Six-Week Nordic Treadmill Training Compared with Treadmill Training on Balance, Gait, and Activities of Daily Living for Stroke Patients: A Randomized Controlled Trial

J Stroke Cerebrovasc Dis. 2016 Apr;25(4):848-56. doi: 10.1016/j.jstrokecerebrovasdis.2015.11.037. Epub 2016 Jan 18.


Background: Recently, stroke rehabilitation training programs have contained elements of sporting activities. Arm swing is a particularly important factor in gait; accordingly, the use of the Nordic walking exercise has been advocated in the literature.

Objective: Our objective is to compare the effects of Nordic treadmill training (NTT) and treadmill training (TT) on balance, gait, and activities of daily living (ADL) in stroke patients.

Methods: Thirty stroke patients were randomly allocated to NTT and TT groups. NTT and TT were performed for 30 minutes each day, 5 times per week for 6 weeks. The Berg Balance Scale, the timed up and go test, and the tetra-ataxiometric posturography tests were used to assess balance; the 10-meter walk test, 6-minute walk test, and modified Barthel Index were used to measure balance, gait, and ADL.

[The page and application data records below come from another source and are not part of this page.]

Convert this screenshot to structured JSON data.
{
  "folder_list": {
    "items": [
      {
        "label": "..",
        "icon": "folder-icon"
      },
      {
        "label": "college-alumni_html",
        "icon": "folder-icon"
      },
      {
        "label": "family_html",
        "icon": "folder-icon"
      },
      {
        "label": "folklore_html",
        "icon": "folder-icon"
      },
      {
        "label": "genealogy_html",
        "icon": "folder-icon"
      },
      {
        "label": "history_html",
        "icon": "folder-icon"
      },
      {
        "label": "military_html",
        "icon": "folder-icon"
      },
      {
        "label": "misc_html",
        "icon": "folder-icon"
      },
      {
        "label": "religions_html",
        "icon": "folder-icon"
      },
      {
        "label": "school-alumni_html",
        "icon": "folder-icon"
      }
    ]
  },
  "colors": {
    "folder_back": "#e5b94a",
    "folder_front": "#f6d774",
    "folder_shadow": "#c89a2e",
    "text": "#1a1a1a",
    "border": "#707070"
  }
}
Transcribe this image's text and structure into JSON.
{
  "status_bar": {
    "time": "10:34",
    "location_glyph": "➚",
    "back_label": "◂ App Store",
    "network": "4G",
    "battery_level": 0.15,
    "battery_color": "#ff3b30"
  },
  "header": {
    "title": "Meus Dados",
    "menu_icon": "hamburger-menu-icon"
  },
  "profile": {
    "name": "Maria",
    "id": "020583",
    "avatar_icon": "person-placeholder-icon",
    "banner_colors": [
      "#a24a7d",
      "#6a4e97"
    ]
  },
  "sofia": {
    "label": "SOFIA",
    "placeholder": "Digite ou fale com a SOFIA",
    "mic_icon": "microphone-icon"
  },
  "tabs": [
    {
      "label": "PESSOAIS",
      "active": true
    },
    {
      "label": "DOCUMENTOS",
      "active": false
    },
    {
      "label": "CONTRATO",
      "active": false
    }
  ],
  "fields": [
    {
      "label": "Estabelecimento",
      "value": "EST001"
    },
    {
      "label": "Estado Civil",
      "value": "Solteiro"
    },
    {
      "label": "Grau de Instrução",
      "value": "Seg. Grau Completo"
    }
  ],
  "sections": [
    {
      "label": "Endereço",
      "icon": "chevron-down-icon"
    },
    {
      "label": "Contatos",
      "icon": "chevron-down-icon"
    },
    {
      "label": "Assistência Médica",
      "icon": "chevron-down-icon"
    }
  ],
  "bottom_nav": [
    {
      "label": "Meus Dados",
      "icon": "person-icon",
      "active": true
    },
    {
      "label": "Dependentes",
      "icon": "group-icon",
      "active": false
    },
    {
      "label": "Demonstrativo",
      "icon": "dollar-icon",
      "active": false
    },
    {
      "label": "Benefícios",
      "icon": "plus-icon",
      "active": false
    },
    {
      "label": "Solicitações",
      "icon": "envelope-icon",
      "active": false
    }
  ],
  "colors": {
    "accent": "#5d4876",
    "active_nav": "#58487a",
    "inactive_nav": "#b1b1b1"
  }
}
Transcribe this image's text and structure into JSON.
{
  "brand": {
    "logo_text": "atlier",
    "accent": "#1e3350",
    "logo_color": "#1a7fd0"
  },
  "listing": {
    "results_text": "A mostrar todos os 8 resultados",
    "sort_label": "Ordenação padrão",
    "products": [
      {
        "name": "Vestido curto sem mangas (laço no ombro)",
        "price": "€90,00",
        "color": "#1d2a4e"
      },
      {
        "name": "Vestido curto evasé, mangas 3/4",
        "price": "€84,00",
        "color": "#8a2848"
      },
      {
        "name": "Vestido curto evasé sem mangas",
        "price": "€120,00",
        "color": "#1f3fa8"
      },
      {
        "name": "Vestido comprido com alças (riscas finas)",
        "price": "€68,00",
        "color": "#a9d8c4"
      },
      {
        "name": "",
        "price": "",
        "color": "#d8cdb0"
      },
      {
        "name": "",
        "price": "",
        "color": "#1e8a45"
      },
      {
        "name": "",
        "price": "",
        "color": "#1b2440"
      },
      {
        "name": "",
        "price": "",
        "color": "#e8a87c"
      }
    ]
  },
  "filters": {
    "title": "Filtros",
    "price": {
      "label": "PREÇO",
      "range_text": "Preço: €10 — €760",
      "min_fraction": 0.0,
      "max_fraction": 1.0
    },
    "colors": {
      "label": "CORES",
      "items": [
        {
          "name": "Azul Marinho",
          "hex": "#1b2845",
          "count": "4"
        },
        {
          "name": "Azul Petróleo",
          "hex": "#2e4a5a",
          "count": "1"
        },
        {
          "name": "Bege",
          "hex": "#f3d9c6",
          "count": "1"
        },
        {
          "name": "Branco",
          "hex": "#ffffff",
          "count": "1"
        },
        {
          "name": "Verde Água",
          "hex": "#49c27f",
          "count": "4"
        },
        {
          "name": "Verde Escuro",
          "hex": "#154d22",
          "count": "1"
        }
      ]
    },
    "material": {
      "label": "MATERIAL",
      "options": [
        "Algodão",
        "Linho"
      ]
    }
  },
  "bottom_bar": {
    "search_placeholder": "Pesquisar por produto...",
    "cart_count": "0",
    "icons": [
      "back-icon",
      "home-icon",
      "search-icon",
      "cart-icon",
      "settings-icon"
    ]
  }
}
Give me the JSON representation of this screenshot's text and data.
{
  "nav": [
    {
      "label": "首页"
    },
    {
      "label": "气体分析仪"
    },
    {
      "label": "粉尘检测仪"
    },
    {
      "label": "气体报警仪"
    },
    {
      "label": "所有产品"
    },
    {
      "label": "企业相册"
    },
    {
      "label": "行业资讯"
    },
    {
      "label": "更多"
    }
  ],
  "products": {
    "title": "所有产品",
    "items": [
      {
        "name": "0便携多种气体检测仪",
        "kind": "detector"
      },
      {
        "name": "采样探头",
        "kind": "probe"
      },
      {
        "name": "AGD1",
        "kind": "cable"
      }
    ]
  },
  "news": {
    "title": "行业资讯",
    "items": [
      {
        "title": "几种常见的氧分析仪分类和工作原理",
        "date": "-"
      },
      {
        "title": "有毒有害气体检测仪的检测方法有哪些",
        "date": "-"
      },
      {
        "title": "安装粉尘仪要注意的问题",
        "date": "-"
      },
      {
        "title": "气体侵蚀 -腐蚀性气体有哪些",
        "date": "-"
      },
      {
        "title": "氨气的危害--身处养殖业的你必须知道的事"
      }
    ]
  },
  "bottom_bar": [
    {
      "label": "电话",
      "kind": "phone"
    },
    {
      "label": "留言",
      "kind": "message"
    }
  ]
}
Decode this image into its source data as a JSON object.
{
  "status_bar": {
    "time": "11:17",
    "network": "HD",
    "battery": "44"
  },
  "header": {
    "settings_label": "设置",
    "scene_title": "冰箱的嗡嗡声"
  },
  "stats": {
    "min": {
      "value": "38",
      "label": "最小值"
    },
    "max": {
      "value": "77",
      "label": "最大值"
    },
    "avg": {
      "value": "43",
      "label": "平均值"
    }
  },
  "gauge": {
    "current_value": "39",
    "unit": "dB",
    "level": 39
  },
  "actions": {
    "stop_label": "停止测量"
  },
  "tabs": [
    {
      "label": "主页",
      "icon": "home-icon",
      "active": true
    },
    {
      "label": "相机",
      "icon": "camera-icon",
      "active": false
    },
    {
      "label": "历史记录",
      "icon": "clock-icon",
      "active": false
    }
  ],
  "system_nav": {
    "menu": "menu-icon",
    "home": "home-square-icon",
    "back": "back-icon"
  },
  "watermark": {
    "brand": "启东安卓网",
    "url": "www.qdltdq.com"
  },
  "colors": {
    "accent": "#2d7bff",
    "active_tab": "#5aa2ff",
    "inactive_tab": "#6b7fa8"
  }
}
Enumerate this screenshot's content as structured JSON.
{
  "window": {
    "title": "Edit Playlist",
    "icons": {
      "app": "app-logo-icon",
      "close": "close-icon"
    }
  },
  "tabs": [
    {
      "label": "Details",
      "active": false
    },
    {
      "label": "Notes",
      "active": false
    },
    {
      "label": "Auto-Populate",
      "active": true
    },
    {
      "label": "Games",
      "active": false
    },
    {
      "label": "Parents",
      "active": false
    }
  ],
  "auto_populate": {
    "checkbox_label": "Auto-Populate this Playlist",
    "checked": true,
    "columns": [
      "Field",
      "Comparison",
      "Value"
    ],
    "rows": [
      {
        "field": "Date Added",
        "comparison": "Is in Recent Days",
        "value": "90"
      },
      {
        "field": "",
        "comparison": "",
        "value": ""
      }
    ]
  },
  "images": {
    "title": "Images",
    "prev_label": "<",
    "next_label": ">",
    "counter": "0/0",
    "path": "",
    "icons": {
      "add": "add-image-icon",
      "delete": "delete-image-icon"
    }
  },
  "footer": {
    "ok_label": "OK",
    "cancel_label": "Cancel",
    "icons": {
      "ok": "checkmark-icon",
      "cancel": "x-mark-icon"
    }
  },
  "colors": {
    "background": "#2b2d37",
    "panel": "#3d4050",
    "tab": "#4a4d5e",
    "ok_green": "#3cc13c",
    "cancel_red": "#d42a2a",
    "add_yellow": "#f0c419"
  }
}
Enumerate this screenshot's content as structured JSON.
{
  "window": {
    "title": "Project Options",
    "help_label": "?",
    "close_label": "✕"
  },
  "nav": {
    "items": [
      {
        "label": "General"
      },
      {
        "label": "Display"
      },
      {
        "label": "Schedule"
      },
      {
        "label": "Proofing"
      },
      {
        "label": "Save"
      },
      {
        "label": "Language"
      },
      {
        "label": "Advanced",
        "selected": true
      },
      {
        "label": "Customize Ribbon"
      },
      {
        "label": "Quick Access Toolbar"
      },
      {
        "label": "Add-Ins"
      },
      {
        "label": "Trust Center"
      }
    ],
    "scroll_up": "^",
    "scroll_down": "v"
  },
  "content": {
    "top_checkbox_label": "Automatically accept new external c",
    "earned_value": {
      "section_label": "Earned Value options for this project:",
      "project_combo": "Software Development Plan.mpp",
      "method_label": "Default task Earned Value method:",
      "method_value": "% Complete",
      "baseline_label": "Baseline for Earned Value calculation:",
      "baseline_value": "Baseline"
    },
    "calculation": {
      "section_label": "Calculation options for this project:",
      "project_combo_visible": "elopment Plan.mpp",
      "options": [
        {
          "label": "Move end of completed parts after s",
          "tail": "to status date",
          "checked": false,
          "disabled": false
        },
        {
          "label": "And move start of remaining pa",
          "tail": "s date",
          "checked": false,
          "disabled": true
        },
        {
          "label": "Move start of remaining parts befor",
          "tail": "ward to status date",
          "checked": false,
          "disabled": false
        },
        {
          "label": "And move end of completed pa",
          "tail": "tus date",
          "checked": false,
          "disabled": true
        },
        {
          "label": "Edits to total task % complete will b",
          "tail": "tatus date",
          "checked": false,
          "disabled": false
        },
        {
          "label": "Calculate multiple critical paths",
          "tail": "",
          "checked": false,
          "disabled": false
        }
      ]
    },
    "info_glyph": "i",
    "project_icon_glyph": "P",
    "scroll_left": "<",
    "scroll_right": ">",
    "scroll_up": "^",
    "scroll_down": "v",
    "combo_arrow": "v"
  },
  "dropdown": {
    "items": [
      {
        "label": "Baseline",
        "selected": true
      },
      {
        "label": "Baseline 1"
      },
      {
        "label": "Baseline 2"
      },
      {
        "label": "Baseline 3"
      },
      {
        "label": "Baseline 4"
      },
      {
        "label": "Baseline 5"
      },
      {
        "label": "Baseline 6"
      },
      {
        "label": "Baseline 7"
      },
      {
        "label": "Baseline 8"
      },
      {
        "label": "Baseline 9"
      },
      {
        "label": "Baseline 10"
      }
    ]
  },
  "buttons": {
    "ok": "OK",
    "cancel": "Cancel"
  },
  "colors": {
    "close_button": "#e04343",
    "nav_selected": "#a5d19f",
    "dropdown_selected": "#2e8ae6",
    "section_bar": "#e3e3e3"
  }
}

Results: After 6 weeks of training, balance, gait, and ADL improved significantly in both groups, but NTT was associated with greater improvements compared to TT for all 3 measures.

Conclusion: This study is the first to assess the effects of NTT on balance, gait, and ADL in stroke patients. The data indicate that NTT represents an effective adjunctive treatment to TT in this population.

Keywords: Nordic treadmill walking training; stroke; traditional; treadmill walking training.

Publication types

  • Randomized Controlled Trial

MeSH terms

  • Activities of Daily Living / psychology*
  • Aged
  • Exercise Therapy / methods*
  • Female
  • Functional Laterality
  • Gait Disorders, Neurologic / etiology
  • Gait Disorders, Neurologic / rehabilitation*
  • Humans
  • Locomotion / physiology
  • Male
  • Middle Aged
  • Outcome Assessment, Health Care
  • Postural Balance / physiology*
  • Stroke / complications
  • Stroke / psychology*
  • Stroke Rehabilitation / methods*
  • Time Factors